# Working data
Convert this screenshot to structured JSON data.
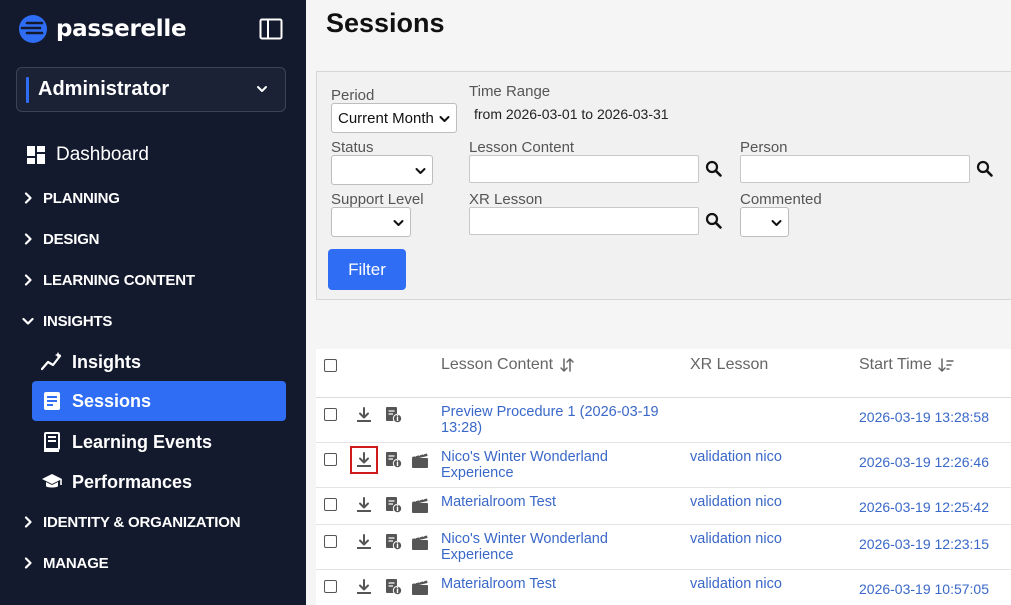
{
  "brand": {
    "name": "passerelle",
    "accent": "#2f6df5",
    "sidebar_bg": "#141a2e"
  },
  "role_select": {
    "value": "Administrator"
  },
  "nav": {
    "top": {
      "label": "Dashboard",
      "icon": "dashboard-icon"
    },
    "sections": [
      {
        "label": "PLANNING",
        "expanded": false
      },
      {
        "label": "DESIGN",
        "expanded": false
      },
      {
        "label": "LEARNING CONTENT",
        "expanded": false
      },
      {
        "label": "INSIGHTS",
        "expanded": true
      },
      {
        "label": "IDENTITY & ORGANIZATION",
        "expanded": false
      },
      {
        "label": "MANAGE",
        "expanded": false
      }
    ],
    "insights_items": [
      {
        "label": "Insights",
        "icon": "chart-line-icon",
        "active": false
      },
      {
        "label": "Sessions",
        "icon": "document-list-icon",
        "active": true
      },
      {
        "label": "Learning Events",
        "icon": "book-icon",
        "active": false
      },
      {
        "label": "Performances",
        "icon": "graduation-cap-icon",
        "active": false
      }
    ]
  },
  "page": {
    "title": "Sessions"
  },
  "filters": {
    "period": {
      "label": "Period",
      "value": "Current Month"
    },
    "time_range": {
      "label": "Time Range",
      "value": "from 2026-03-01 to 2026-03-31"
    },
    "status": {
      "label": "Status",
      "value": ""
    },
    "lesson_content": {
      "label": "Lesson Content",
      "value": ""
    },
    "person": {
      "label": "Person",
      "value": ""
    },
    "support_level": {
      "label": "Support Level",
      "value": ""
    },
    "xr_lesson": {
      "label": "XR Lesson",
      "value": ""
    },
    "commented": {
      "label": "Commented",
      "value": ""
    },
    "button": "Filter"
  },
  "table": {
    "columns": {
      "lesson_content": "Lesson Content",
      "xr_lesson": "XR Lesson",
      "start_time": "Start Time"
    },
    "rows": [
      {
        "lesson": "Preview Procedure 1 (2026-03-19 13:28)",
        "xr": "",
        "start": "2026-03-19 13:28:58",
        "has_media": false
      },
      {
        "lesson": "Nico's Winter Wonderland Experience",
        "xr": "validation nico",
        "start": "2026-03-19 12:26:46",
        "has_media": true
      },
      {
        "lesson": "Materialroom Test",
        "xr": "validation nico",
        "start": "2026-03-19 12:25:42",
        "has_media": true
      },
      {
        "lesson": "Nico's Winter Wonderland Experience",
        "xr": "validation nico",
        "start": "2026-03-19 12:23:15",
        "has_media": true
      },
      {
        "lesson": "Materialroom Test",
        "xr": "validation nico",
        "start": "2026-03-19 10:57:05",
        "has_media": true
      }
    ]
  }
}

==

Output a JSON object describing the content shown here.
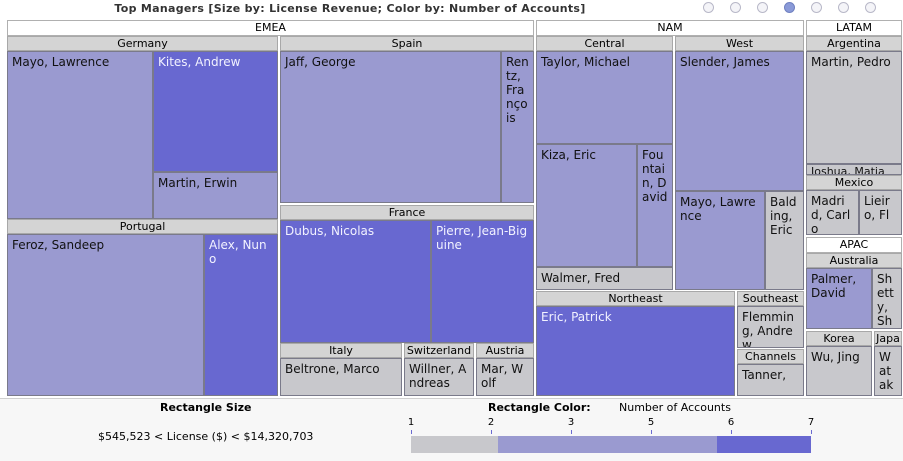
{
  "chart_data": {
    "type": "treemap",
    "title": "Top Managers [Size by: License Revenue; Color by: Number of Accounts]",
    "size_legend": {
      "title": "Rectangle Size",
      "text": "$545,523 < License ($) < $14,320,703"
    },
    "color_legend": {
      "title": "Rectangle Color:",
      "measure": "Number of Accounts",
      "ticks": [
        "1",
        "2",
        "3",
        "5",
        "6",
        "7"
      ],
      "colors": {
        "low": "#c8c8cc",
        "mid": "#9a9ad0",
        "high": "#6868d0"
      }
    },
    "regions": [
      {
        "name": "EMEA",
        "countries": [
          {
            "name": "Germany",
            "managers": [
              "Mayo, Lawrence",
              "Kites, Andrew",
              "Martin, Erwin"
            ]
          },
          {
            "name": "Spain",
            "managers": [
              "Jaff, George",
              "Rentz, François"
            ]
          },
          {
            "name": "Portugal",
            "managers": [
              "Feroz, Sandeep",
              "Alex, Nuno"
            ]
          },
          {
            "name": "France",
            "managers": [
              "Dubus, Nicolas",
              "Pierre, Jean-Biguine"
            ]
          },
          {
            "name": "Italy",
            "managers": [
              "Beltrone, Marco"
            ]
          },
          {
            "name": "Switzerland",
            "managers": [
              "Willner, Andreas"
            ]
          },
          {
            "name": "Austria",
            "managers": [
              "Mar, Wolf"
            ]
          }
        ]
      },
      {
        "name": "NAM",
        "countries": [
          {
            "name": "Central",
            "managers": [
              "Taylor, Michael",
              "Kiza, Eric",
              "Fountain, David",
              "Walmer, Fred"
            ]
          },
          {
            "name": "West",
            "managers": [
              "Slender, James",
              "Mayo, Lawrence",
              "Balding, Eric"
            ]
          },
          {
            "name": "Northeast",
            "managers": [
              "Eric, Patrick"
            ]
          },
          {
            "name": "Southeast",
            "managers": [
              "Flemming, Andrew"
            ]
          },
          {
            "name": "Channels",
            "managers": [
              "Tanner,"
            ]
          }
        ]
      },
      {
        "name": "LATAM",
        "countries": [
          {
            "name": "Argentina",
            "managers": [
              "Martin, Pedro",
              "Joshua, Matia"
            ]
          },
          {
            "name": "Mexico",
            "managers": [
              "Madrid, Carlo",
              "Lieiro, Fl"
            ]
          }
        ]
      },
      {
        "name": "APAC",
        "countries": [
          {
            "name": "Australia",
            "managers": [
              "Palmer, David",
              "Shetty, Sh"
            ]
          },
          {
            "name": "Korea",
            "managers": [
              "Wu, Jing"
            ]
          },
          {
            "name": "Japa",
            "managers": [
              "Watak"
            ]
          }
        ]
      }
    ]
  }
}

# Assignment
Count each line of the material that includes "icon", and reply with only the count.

# Written response
5